At the time of the first allegations of witchcraft Willard was serving as a constable in the village of Salem and his duties included bringing the accused before the court. Soon, however, he began to doubt the truth of the accusations and in May 1692 he refused to make any more arrests. In retaliation Ann Putnam, Jr. and others accused him of witchcraft, and of murdering thirteen citizens.
Some of his in-laws made accusations. Margaret Wilkins Knight would tell the court that Willard had previously beat his wife. Samuel Wilkins testified that he had repeatedly been irritated and afflicted by something in a dark colored coat -- and that it was John Willard. John Wilkins would blame the death of his wife, after having delivered a baby, on John Willard... [p]atriarch, Bray Wilkins, would say that he came down with his illness after John Willard had looked at him with an evil eye.

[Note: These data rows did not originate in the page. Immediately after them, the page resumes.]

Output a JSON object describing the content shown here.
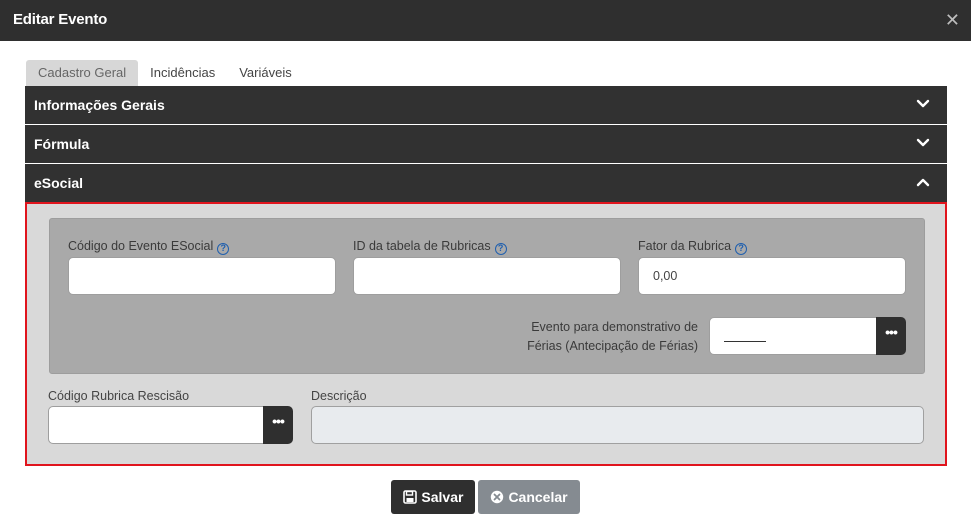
{
  "dialog": {
    "title": "Editar Evento",
    "close_glyph": "✕"
  },
  "tabs": [
    {
      "label": "Cadastro Geral",
      "active": true
    },
    {
      "label": "Incidências",
      "active": false
    },
    {
      "label": "Variáveis",
      "active": false
    }
  ],
  "sections": [
    {
      "title": "Informações Gerais",
      "state": "collapsed",
      "icon": "chevron-down-icon"
    },
    {
      "title": "Fórmula",
      "state": "collapsed",
      "icon": "chevron-down-icon"
    },
    {
      "title": "eSocial",
      "state": "expanded",
      "icon": "chevron-up-icon"
    }
  ],
  "esocial": {
    "codigo_evento_label": "Código do Evento ESocial",
    "codigo_evento_value": "",
    "id_tabela_label": "ID da tabela de Rubricas",
    "id_tabela_value": "",
    "fator_label": "Fator da Rubrica",
    "fator_value": "0,00",
    "evento_ferias_label_line1": "Evento para demonstrativo de",
    "evento_ferias_label_line2": "Férias (Antecipação de Férias)",
    "evento_ferias_value": "",
    "codigo_rescisao_label": "Código Rubrica Rescisão",
    "codigo_rescisao_value": "",
    "descricao_label": "Descrição",
    "descricao_value": "",
    "help_glyph": "?",
    "lookup_glyph": "•••"
  },
  "footer": {
    "save_label": "Salvar",
    "cancel_label": "Cancelar"
  },
  "colors": {
    "highlight_border": "#e0141d",
    "header_bg": "#2f2f2f",
    "help_icon": "#1f5fae"
  }
}
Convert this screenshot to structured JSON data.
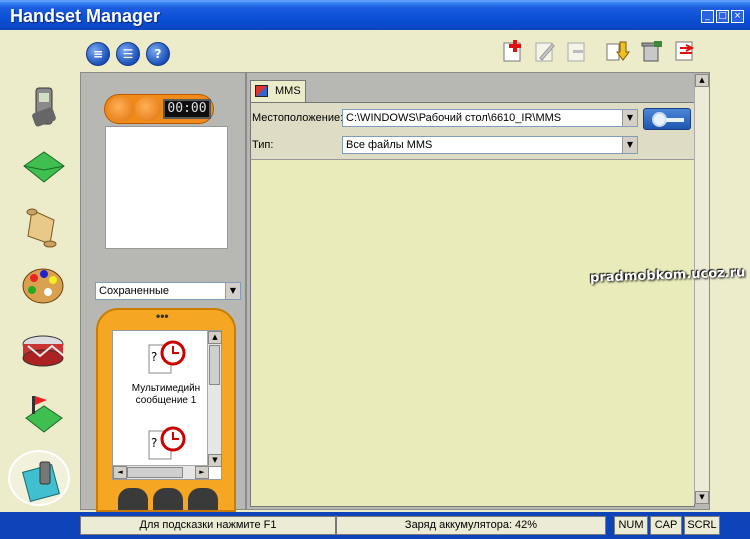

Willard was found guilty of witchcraft on August 5, 1692. On August 19, 1692, he was hanged, along with John Proctor, George Burroughs, George Jacobs, Sr., and Martha Carrier. Willard maintained his innocence until the very end.